PROBLEM REQUIREMENTS: Show me each line of the listing below where the word "Assembly" appears.

*** Block opens ***

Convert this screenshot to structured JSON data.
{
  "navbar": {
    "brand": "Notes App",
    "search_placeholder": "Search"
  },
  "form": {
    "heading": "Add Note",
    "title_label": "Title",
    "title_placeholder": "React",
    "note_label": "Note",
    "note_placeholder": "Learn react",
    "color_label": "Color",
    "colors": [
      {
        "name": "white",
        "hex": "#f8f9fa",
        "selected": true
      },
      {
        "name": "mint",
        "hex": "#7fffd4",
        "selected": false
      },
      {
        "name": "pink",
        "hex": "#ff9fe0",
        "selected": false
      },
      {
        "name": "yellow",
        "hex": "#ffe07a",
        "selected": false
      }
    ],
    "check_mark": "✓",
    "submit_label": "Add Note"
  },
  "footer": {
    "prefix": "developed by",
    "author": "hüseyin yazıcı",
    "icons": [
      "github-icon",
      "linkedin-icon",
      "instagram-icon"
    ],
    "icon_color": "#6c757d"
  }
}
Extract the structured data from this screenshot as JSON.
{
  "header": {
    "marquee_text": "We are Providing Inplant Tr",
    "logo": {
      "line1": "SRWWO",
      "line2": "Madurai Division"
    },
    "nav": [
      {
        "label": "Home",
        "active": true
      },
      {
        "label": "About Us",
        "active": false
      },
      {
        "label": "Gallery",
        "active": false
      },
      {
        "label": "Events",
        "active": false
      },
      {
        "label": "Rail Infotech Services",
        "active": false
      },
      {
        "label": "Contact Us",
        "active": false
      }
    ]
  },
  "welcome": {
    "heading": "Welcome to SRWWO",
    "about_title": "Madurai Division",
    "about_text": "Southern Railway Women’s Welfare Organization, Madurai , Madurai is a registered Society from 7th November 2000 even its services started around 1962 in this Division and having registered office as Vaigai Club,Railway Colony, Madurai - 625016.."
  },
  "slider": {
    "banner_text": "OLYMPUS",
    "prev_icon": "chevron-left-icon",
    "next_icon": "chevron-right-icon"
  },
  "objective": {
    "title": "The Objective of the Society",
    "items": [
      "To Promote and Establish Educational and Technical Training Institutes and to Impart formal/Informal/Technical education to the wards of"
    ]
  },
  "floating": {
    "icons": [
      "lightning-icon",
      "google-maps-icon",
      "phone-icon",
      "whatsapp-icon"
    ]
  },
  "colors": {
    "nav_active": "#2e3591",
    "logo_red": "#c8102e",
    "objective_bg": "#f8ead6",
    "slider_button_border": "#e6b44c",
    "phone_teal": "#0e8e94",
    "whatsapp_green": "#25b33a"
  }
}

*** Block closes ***
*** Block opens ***

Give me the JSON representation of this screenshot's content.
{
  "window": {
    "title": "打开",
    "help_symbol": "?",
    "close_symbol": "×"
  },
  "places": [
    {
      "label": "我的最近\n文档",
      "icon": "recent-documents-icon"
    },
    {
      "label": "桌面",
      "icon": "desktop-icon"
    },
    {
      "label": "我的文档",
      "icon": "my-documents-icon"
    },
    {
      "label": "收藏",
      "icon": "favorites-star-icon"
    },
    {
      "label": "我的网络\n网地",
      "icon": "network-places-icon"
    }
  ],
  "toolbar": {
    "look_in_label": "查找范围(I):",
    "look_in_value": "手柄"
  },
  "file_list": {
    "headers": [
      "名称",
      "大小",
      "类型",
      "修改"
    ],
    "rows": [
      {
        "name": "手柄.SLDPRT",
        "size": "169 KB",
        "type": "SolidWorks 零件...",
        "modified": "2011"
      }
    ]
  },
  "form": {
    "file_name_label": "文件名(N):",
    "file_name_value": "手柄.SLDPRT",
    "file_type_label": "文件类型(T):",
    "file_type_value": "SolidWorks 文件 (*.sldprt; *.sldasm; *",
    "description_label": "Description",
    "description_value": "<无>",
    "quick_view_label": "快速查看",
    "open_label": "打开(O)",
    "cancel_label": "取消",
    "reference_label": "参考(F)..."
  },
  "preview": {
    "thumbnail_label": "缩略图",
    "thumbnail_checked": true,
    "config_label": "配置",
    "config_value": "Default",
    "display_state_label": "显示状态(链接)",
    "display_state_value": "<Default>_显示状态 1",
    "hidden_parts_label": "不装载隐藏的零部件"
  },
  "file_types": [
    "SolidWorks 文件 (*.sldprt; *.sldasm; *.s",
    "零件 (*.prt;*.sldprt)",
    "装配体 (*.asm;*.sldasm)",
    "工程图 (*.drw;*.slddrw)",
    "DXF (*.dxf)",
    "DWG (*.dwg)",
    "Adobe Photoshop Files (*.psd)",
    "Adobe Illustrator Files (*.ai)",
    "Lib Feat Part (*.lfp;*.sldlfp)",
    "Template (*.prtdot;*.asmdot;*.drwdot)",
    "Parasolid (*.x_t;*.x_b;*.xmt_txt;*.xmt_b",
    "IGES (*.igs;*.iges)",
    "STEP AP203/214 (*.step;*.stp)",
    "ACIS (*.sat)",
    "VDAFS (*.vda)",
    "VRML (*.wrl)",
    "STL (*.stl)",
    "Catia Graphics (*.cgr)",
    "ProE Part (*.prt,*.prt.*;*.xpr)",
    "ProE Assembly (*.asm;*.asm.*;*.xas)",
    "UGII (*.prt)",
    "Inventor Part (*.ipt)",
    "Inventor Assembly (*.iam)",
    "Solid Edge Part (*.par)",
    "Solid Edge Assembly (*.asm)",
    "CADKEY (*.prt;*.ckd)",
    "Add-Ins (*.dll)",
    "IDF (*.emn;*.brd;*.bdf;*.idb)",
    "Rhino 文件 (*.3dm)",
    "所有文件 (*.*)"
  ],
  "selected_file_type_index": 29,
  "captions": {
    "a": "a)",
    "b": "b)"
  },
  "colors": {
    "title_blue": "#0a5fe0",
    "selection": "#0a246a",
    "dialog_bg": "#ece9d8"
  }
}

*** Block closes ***

WORKED SOLUTION:
    "ProE Assembly (*.asm;*.asm.*;*.xas)",
    "Inventor Assembly (*.iam)",
    "Solid Edge Assembly (*.asm)",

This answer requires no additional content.